• GOAL OF THE EXERCISE:
For every line in the records below that holds "April", make a copy.

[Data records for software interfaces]
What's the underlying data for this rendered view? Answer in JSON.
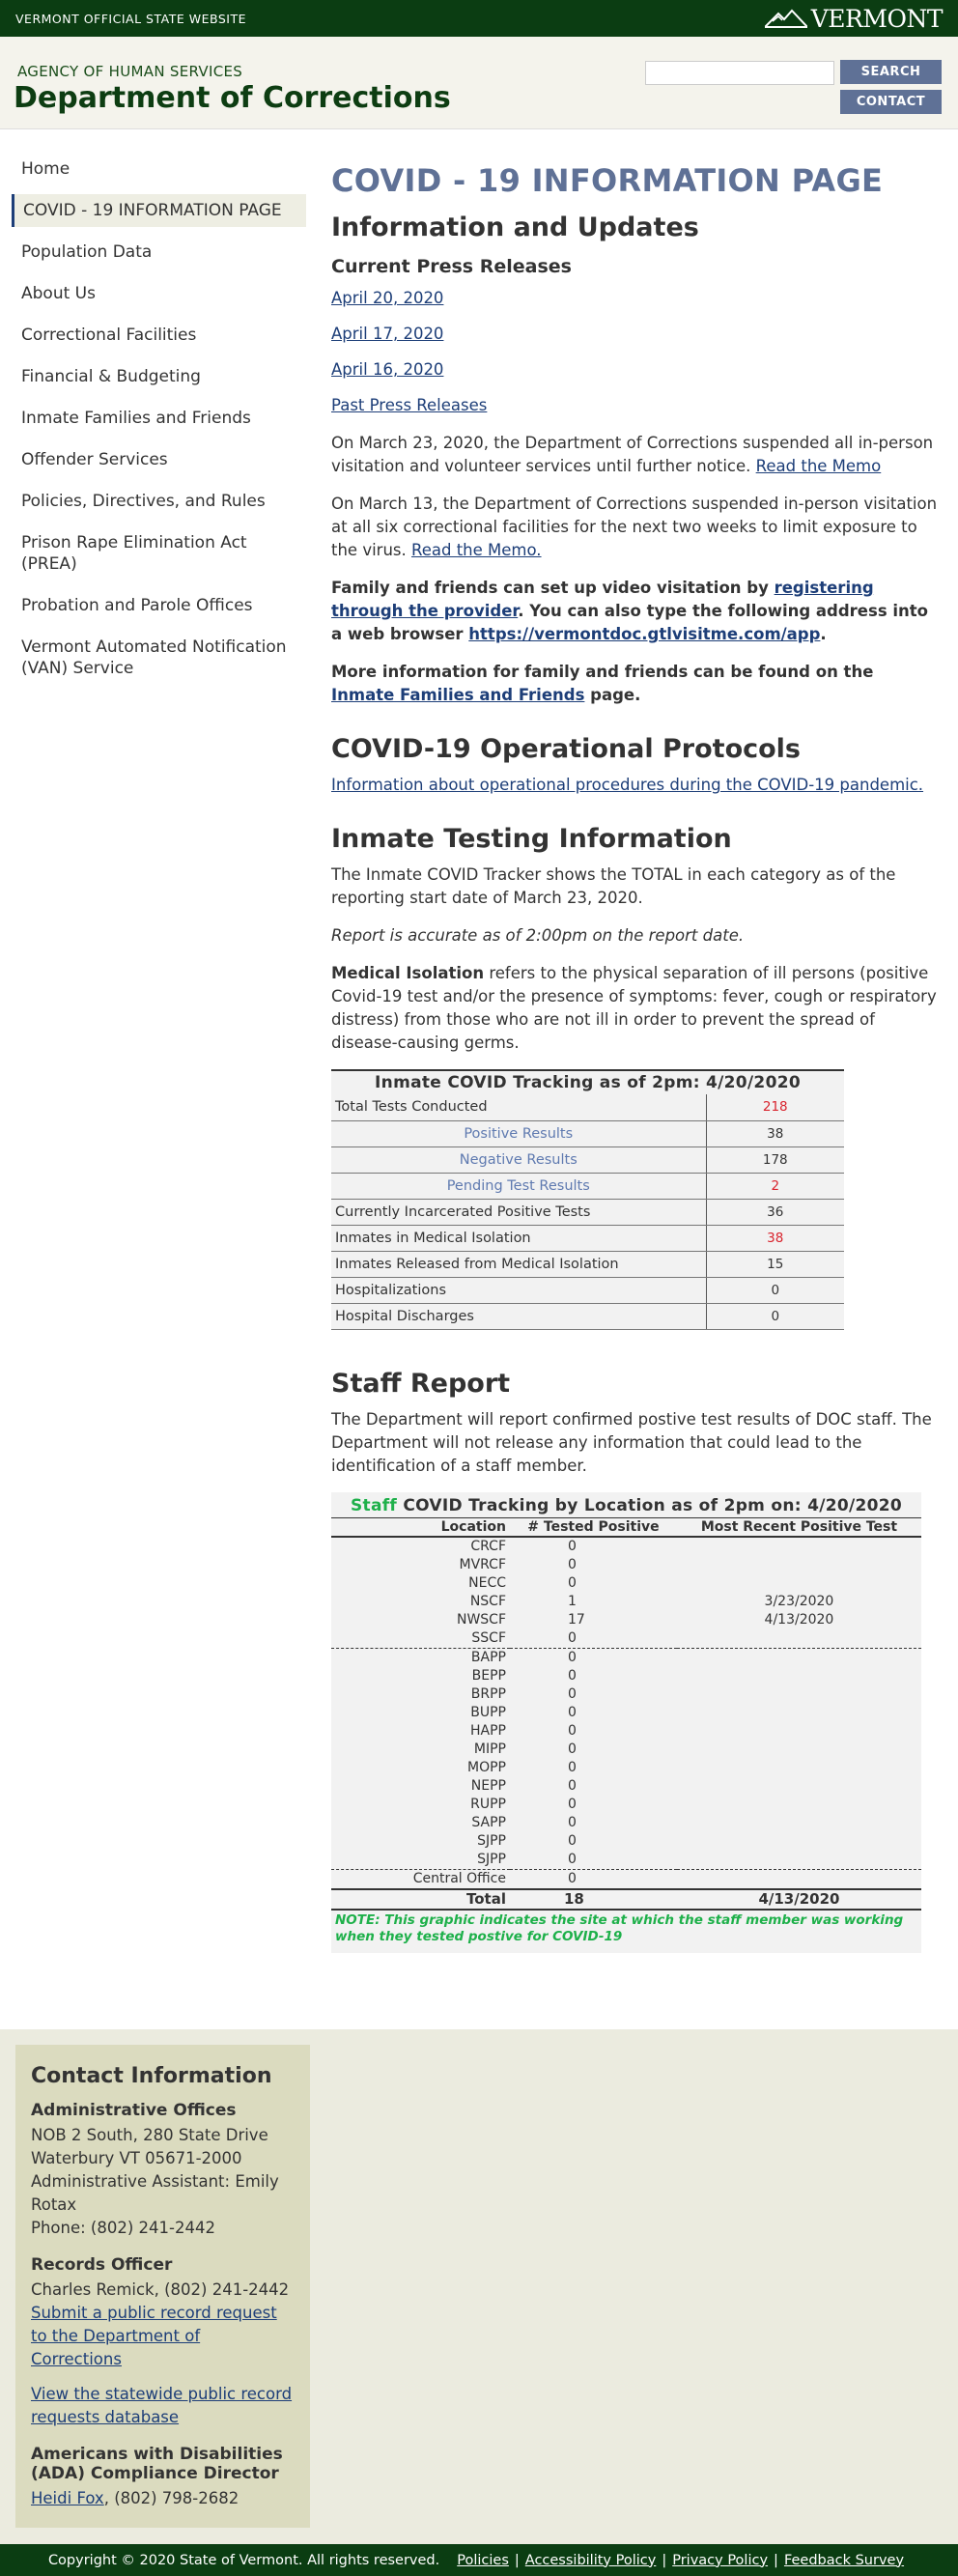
{
  "topbar": {
    "official": "VERMONT OFFICIAL STATE WEBSITE",
    "logo": "VERMONT"
  },
  "header": {
    "agency": "AGENCY OF HUMAN SERVICES",
    "dept": "Department of Corrections",
    "search_value": "",
    "search_label": "SEARCH",
    "contact_label": "CONTACT"
  },
  "sidebar": {
    "items": [
      {
        "label": "Home"
      },
      {
        "label": "COVID - 19 INFORMATION PAGE"
      },
      {
        "label": "Population Data"
      },
      {
        "label": "About Us"
      },
      {
        "label": "Correctional Facilities"
      },
      {
        "label": "Financial & Budgeting"
      },
      {
        "label": "Inmate Families and Friends"
      },
      {
        "label": "Offender Services"
      },
      {
        "label": "Policies, Directives, and Rules"
      },
      {
        "label": "Prison Rape Elimination Act (PREA)"
      },
      {
        "label": "Probation and Parole Offices"
      },
      {
        "label": "Vermont Automated Notification (VAN) Service"
      }
    ]
  },
  "main": {
    "title": "COVID - 19 INFORMATION PAGE",
    "updates_heading": "Information and Updates",
    "press_heading": "Current Press Releases",
    "press_links": [
      "April 20, 2020",
      "April 17, 2020",
      "April 16, 2020",
      "Past Press Releases"
    ],
    "para1_text": "On March 23, 2020, the Department of Corrections suspended all in-person visitation and volunteer services until further notice. ",
    "para1_link": "Read the Memo",
    "para2_text": "On March 13, the Department of Corrections suspended in-person visitation at all six correctional facilities for the next two weeks to limit exposure to the virus.  ",
    "para2_link": "Read the Memo.",
    "para3_a": "Family and friends can set up video visitation by ",
    "para3_link1": "registering through the provider",
    "para3_b": ". You can also type the following address into a web browser ",
    "para3_link2": "https://vermontdoc.gtlvisitme.com/app",
    "para3_c": ".",
    "para4_a": "More information for family and friends can be found on the",
    "para4_link": " Inmate Families and Friends",
    "para4_b": " page.",
    "protocols_heading": "COVID-19 Operational Protocols",
    "protocols_link": "Information about operational procedures during the COVID-19 pandemic.",
    "testing_heading": "Inmate Testing Information",
    "testing_para": "The Inmate COVID Tracker shows the TOTAL in each category as of the reporting start date of March 23, 2020.",
    "accuracy_note": "Report is accurate as of 2:00pm on the report date.",
    "isolation_term": "Medical Isolation",
    "isolation_text": " refers to the physical separation of ill persons (positive Covid-19 test and/or the presence of symptoms: fever, cough or respiratory distress) from those who are not ill in order to prevent the spread of disease-causing germs.",
    "staff_heading": "Staff Report",
    "staff_para": "The Department will report confirmed postive test results of DOC staff. The Department will not release any information that could lead to the identification of a staff member."
  },
  "inmate_table": {
    "caption": "Inmate COVID Tracking as of 2pm: 4/20/2020",
    "rows": [
      {
        "label": "Total Tests Conducted",
        "value": "218"
      },
      {
        "label": "Positive Results",
        "value": "38"
      },
      {
        "label": "Negative Results",
        "value": "178"
      },
      {
        "label": "Pending Test Results",
        "value": "2"
      },
      {
        "label": "Currently Incarcerated Positive Tests",
        "value": "36"
      },
      {
        "label": "Inmates in Medical Isolation",
        "value": "38"
      },
      {
        "label": "Inmates Released from Medical Isolation",
        "value": "15"
      },
      {
        "label": "Hospitalizations",
        "value": "0"
      },
      {
        "label": "Hospital Discharges",
        "value": "0"
      }
    ]
  },
  "staff_table": {
    "title_green": "Staff",
    "title_rest": " COVID Tracking by Location as of 2pm on: 4/20/2020",
    "headers": {
      "location": "Location",
      "tested": "# Tested Positive",
      "recent": "Most Recent Positive Test"
    },
    "rows": [
      {
        "loc": "CRCF",
        "num": "0",
        "recent": ""
      },
      {
        "loc": "MVRCF",
        "num": "0",
        "recent": ""
      },
      {
        "loc": "NECC",
        "num": "0",
        "recent": ""
      },
      {
        "loc": "NSCF",
        "num": "1",
        "recent": "3/23/2020"
      },
      {
        "loc": "NWSCF",
        "num": "17",
        "recent": "4/13/2020"
      },
      {
        "loc": "SSCF",
        "num": "0",
        "recent": ""
      },
      {
        "loc": "BAPP",
        "num": "0",
        "recent": ""
      },
      {
        "loc": "BEPP",
        "num": "0",
        "recent": ""
      },
      {
        "loc": "BRPP",
        "num": "0",
        "recent": ""
      },
      {
        "loc": "BUPP",
        "num": "0",
        "recent": ""
      },
      {
        "loc": "HAPP",
        "num": "0",
        "recent": ""
      },
      {
        "loc": "MIPP",
        "num": "0",
        "recent": ""
      },
      {
        "loc": "MOPP",
        "num": "0",
        "recent": ""
      },
      {
        "loc": "NEPP",
        "num": "0",
        "recent": ""
      },
      {
        "loc": "RUPP",
        "num": "0",
        "recent": ""
      },
      {
        "loc": "SAPP",
        "num": "0",
        "recent": ""
      },
      {
        "loc": "SJPP",
        "num": "0",
        "recent": ""
      },
      {
        "loc": "SJPP",
        "num": "0",
        "recent": ""
      },
      {
        "loc": "Central Office",
        "num": "0",
        "recent": ""
      }
    ],
    "total": {
      "loc": "Total",
      "num": "18",
      "recent": "4/13/2020"
    },
    "note": "NOTE: This graphic indicates the site at which the staff member was working when they tested postive for COVID-19"
  },
  "contact": {
    "heading": "Contact Information",
    "admin_heading": "Administrative Offices",
    "admin_lines": [
      "NOB 2 South, 280 State Drive",
      "Waterbury VT 05671-2000",
      "Administrative Assistant: Emily Rotax",
      "Phone: (802) 241-2442"
    ],
    "records_heading": "Records Officer",
    "records_line": "Charles Remick, (802) 241-2442",
    "records_link1": "Submit a public record request to the Department of Corrections",
    "records_link2": "View the statewide public record requests database",
    "ada_heading": "Americans with Disabilities (ADA) Compliance Director",
    "ada_link": "Heidi Fox",
    "ada_phone": ", (802) 798-2682"
  },
  "footer": {
    "copyright": "Copyright © 2020 State of Vermont. All rights reserved.",
    "links": [
      "Policies",
      "Accessibility Policy",
      "Privacy Policy",
      "Feedback Survey"
    ]
  },
  "colors": {
    "dark_green": "#0b3d12",
    "accent_blue": "#5f7196",
    "link": "#1d3e78",
    "alert_red": "#d9232d",
    "staff_green": "#1eb04a"
  }
}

• TASK SOLUTION:
      "April 20, 2020",
      "April 17, 2020",
      "April 16, 2020",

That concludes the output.